LISTED RECORDS:

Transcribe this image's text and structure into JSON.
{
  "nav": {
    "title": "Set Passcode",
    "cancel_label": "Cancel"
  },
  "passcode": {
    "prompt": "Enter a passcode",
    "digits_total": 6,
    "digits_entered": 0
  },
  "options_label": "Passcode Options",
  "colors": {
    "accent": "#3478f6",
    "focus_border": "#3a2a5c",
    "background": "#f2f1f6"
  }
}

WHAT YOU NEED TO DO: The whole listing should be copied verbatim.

SOLVED PROBLEM:
Transcribe this image's text and structure into JSON.
{
  "nav": {
    "title": "Set Passcode",
    "cancel_label": "Cancel"
  },
  "passcode": {
    "prompt": "Enter a passcode",
    "digits_total": 6,
    "digits_entered": 0
  },
  "options_label": "Passcode Options",
  "colors": {
    "accent": "#3478f6",
    "focus_border": "#3a2a5c",
    "background": "#f2f1f6"
  }
}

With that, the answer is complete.